On the morning of April 22, Moffett landed a party of sailors and Marines. Throughout the day, Chester provided gunfire support while under constant small arms fire. His bravery and leadership were recognized with the Medal of Honor.
His first exposure to the Navy’s fledgling air arm happened the previous year during winter maneuvers at Guantanamo Bay, Cuba. At first, he regarded flying as something for the crazy or foolish. That attitude began to change when Moffett became commander of the armored cruiser North Carolina. During this time, he was associated with Lieutenant Commander Henry C. Mustin, a pioneer of naval aviation. Mustin helped to shape Moffett’s opinion about the use of aircraft in the Navy.
In the fall of 1914, Moffett took command of the Great Lakes Naval Training Station outside Chicago, a post he held throughout World War I. At the sprawling training base, he learned the importance of public relations and the value of cultivating influential individuals to support his cause. He received firsthand experience working with the Navy’s bureaucracy to obtain the resources for his projects at Great Lakes. This included the establishment of flight training and the opening of schools for aviation mechanics, quartermasters and armorers.
Just after the end of World War I, Moffett received a plum assignment, he was ordered to command the battleship Mississippi. During exercises at Guantanamo Bay, Moffett saw the battleship Texas fitted with wooden decks to evaluate the operation of spotting aircraft from ships of the fleet. Moffett did the same for Mississippi during exercises in 1920 off the coast of California and learned that spotting aircraft helped improve the accuracy of his ship’s guns.
Shortly thereafter, Moffett was assigned next to Washington as Director of Aviation in the Office of the Chief of Naval Operations. One of his first challenges was to respond to the efforts of the Army Air Corps, led by air power enthusiast Brigadier General William “Billy” Mitchell. Mitchell grabbed headlines by orchestrating bombing tests against old, stationary U.S. and German warships off the Virginia Capes.
Partly through Moffett’s advocacy, the Navy established the Bureau of Aeronautics, which accorded naval aviation a more prominent place in the Navy’s bureaucracy. Moffett was promoted to Rear Admiral and named the bureau’s first director. He realized that he needed to establish a strong aviation organization within the Navy to counter Mitchell’s actions.
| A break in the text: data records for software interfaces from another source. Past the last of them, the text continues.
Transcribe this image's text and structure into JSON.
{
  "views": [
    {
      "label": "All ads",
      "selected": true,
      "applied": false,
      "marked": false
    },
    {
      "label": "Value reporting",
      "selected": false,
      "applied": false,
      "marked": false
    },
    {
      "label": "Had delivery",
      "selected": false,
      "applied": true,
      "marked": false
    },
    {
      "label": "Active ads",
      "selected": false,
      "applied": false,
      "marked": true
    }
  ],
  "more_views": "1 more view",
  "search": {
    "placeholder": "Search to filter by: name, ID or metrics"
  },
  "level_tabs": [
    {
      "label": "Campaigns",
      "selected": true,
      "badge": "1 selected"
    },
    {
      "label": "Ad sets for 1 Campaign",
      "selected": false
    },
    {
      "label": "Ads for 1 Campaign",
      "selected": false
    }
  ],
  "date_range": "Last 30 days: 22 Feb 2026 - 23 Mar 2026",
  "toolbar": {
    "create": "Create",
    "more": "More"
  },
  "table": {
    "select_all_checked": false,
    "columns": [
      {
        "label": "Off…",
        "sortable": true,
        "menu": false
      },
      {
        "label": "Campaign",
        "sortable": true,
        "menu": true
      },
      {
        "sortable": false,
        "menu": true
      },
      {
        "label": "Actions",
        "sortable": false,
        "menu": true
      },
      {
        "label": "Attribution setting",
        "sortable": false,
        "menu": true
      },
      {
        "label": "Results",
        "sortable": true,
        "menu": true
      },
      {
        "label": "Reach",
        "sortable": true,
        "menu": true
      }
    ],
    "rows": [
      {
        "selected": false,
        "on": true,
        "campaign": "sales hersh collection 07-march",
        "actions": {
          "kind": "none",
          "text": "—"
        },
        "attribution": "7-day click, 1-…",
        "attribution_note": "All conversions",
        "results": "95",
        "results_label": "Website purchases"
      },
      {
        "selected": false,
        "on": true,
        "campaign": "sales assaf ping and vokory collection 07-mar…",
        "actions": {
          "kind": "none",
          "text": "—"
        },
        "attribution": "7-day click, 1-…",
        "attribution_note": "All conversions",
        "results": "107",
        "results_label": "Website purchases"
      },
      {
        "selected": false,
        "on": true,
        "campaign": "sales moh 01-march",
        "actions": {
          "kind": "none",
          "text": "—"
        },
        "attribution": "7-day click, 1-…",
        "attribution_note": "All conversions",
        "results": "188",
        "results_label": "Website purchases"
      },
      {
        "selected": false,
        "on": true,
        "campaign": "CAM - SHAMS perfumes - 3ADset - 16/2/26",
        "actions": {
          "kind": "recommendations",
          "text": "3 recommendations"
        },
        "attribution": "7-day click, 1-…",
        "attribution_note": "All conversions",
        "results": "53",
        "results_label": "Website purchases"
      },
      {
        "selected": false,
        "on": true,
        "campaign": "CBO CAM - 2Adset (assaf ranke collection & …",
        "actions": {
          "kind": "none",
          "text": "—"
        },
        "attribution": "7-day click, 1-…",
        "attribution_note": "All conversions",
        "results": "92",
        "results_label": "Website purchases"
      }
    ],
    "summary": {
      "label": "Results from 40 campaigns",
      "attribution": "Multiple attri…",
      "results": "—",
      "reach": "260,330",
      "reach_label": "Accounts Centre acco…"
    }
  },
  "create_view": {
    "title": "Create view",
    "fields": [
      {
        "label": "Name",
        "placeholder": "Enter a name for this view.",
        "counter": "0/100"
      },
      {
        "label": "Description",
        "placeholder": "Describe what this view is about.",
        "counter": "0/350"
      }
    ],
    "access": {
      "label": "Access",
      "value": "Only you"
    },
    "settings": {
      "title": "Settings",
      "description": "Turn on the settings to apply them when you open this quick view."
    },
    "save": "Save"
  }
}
Moffett held the view that naval aviation and the fleet it supported would only be successful if the airplane was fully integrated into operations at sea.
With Moffett’s support, the Navy commissioned three aircraft carriers which entered the fleet in the 1920s – USS Langley, USS Lexington and USS Saratoga. However, Moffett also understood that the keys to an effective naval air arm would be its aircraft and aircrews. Perhaps his greatest achievements were securing funding support from Congress for the development of modern aircraft and engines.
His bureau worked closely with Boeing, Grumman, Consolidated and other aircraft manufacturers to use the latest technologies and development of shipboard catapults and seaplanes.
Moffett was strongly identified with the Navy’s rigid airship program. He believed that lighter-than-air ships could serve as platforms for operating long-range scouting planes in support of the fleet. However, the Navy’s dirigible program was a failure. Heavy weather caused the crash of two huge airships – the Macon and the Akron – and the loss of many officers and men. One of those men who perished on board the Akron on April 4, 1933 was the sailor, who proudly led the Navy into the aviation age, William A. Moffett.
His unprecedented 12 year tenure as Chief of the Bureau of Aeronautics enabled him to use the skills he acquired during his career to create an organization that would change the face of naval warfare. For that, he is recognized at the “Father of Naval Aviation.”
For his vision, determination and perseverance in the development of naval aviation, William A. Moffett has earned his place in the National Aviation Hall of Fame.